*** Given entries

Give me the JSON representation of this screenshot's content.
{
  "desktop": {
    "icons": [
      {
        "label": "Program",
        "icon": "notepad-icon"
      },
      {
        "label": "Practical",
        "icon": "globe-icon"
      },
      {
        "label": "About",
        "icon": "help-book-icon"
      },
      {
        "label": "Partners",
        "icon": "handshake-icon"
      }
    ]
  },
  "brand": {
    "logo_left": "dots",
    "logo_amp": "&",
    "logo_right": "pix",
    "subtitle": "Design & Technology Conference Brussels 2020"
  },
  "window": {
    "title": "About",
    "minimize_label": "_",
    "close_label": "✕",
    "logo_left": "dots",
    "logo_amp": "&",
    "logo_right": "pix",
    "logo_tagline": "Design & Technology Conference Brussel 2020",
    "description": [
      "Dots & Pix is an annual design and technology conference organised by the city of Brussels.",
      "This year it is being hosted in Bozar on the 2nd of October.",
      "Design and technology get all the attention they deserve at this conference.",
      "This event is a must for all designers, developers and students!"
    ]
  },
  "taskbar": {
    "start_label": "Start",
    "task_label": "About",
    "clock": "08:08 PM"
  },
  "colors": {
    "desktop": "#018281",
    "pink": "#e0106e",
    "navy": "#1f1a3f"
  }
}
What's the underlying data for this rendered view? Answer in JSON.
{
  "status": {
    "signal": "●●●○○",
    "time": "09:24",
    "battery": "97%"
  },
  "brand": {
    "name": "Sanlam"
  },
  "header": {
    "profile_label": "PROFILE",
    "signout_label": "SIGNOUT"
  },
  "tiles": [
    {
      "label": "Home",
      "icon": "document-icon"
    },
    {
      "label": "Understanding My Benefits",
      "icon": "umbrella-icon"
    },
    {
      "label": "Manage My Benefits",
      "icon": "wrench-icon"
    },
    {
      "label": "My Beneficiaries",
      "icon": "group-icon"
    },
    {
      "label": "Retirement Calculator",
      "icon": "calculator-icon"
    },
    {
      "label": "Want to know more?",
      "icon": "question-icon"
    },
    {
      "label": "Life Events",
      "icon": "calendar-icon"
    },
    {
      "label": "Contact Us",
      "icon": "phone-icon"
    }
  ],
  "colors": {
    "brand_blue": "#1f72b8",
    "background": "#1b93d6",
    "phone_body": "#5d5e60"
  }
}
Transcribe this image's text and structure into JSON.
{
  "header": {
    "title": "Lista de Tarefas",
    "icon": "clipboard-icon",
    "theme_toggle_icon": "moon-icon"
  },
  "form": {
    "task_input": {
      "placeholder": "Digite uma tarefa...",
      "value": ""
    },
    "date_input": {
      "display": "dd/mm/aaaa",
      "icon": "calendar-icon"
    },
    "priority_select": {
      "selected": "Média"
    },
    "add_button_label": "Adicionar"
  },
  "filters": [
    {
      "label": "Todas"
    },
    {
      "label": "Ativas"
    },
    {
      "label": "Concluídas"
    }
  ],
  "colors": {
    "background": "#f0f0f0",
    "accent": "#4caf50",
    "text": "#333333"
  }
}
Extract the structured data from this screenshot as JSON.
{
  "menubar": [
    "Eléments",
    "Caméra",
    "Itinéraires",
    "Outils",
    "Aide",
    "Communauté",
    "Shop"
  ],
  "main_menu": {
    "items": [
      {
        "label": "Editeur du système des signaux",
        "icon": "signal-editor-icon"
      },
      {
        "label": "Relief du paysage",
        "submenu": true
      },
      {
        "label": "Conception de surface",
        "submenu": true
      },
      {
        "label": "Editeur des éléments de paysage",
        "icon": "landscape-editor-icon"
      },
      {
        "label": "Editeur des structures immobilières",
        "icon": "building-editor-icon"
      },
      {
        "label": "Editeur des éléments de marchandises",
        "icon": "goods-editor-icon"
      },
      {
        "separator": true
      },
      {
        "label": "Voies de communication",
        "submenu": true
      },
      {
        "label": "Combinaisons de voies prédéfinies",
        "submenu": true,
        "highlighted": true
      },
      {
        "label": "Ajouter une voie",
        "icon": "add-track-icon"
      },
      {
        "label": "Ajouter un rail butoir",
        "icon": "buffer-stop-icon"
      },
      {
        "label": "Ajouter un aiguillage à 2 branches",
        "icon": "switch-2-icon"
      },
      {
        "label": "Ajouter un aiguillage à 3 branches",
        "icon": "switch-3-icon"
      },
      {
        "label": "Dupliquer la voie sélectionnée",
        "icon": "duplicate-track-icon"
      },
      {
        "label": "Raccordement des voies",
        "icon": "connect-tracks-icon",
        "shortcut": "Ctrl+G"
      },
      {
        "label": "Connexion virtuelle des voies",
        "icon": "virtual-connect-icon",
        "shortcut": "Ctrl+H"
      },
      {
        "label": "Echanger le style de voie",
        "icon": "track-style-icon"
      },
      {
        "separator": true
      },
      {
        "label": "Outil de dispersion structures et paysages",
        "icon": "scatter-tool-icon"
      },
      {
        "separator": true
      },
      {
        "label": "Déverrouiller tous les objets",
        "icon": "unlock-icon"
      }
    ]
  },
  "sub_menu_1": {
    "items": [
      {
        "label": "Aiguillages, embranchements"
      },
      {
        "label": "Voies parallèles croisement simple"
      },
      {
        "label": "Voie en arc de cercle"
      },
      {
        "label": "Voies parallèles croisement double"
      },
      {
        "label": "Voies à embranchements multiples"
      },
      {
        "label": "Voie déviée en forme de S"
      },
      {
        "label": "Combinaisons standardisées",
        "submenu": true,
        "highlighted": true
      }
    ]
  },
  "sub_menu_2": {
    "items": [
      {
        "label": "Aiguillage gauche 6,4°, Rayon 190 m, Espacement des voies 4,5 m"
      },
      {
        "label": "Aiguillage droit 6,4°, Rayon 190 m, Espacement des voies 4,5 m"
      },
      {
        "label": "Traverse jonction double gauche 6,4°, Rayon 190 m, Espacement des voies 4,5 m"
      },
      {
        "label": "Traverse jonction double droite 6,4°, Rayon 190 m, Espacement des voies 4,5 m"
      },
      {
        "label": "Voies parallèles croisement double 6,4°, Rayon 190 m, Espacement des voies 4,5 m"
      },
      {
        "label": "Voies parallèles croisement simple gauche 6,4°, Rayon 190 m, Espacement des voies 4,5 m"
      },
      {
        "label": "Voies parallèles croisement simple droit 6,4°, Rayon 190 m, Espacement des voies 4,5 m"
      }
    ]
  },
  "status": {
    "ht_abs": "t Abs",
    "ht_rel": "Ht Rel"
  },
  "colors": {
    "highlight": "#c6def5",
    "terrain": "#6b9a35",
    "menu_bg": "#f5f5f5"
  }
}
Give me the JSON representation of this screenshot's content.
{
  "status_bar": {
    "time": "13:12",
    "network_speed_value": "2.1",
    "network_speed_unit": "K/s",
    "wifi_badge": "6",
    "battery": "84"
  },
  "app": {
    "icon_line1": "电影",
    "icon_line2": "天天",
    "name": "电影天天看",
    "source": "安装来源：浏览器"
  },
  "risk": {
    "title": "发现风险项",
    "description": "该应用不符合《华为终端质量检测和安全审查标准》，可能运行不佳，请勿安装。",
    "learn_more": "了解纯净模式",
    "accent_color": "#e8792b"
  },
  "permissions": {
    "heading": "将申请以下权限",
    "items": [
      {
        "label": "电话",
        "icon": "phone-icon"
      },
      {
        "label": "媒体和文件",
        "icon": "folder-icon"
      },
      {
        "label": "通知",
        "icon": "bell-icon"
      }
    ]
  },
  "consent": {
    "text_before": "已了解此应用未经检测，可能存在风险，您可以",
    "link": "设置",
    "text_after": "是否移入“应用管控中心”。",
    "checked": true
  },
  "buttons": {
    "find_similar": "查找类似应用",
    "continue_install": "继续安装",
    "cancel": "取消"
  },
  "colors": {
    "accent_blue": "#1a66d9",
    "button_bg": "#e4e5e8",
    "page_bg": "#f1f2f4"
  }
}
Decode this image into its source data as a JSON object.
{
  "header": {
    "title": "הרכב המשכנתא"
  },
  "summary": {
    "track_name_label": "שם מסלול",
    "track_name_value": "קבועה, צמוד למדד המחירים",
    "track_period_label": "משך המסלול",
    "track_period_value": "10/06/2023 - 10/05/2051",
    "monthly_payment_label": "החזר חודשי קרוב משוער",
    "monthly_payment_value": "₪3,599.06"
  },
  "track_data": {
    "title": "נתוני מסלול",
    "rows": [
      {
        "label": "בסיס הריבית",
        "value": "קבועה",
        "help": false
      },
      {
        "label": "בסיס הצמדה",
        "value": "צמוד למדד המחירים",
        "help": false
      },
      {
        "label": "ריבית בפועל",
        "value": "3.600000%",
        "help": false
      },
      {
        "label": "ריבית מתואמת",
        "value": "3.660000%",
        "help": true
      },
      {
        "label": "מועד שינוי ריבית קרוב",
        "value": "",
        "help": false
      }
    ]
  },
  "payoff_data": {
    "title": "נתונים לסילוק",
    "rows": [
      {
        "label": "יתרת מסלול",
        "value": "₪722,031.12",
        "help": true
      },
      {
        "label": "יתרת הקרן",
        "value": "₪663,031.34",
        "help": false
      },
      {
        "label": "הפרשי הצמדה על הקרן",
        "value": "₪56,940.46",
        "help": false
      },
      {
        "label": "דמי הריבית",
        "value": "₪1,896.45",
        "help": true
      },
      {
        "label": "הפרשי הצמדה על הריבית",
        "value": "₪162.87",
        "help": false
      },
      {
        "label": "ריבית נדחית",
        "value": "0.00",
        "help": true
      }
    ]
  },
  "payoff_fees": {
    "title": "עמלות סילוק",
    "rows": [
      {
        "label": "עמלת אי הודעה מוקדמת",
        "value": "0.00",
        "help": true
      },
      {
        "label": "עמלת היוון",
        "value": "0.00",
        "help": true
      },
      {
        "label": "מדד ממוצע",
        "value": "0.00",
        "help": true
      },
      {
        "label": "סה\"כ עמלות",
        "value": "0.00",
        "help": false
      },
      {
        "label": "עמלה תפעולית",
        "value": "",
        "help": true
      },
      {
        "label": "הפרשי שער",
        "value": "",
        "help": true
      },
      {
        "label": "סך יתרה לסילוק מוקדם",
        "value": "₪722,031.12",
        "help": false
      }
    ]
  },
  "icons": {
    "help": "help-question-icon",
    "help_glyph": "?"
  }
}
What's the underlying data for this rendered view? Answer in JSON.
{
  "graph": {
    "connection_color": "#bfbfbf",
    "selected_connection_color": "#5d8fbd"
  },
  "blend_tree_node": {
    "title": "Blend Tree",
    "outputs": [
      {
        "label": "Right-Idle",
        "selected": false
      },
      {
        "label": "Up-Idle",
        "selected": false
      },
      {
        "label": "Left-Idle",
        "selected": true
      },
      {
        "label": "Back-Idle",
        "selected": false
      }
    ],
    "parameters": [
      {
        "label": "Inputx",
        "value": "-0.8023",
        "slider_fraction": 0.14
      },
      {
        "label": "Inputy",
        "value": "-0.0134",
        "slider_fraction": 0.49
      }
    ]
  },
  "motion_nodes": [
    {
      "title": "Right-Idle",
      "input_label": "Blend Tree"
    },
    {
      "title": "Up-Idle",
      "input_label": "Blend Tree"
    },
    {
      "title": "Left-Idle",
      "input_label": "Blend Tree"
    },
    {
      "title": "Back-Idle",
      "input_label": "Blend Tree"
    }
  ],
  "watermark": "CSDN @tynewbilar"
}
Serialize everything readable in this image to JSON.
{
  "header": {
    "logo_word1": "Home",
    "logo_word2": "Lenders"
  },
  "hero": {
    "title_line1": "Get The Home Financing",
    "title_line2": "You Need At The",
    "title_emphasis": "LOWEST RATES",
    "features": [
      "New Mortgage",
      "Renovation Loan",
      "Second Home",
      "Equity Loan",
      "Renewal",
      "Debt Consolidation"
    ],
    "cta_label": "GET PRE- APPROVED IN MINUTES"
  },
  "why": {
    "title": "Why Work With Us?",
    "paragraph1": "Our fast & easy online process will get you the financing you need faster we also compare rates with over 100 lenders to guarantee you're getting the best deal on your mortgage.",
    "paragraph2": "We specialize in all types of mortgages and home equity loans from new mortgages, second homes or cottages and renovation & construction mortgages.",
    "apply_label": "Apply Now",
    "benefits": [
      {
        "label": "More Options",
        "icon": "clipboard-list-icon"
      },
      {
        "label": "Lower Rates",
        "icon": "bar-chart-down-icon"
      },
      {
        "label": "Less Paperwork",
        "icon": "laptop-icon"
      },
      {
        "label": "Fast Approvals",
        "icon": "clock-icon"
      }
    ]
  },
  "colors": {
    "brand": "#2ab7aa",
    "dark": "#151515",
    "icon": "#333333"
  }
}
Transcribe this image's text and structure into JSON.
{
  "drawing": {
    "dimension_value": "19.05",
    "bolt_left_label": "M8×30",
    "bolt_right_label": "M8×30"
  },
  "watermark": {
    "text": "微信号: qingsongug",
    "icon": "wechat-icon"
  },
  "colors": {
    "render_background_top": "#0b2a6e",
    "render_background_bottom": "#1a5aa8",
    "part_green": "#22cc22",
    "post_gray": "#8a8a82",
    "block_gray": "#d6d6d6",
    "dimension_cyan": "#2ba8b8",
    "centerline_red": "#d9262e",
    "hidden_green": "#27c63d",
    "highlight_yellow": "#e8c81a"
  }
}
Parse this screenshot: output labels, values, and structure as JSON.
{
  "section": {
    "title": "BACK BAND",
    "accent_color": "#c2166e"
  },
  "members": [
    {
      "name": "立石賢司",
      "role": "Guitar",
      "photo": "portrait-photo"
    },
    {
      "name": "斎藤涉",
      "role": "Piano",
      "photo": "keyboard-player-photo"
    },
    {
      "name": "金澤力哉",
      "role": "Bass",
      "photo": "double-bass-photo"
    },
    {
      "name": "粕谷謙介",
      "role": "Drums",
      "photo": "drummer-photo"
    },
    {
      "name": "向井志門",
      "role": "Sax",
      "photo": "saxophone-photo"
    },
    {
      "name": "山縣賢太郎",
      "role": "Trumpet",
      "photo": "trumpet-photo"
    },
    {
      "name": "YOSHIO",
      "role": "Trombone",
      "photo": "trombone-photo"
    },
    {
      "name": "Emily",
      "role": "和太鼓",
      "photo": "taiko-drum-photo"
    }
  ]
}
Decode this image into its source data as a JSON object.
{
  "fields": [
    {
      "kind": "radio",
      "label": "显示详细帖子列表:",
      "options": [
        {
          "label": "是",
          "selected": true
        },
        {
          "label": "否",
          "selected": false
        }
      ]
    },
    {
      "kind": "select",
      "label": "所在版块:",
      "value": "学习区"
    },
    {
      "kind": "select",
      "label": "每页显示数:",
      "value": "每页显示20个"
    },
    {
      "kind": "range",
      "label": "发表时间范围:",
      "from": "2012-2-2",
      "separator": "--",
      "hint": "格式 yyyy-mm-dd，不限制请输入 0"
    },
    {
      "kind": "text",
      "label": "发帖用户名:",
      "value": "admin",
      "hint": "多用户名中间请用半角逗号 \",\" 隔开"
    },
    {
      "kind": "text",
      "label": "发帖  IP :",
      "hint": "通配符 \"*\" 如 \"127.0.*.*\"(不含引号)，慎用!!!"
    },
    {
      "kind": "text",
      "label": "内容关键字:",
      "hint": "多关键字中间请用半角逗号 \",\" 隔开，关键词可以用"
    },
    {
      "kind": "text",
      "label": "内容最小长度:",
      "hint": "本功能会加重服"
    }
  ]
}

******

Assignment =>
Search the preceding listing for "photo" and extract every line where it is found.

Answer box =>
      "photo": "portrait-photo"
      "photo": "keyboard-player-photo"
      "photo": "double-bass-photo"
      "photo": "drummer-photo"
      "photo": "saxophone-photo"
      "photo": "trumpet-photo"
      "photo": "trombone-photo"
      "photo": "taiko-drum-photo"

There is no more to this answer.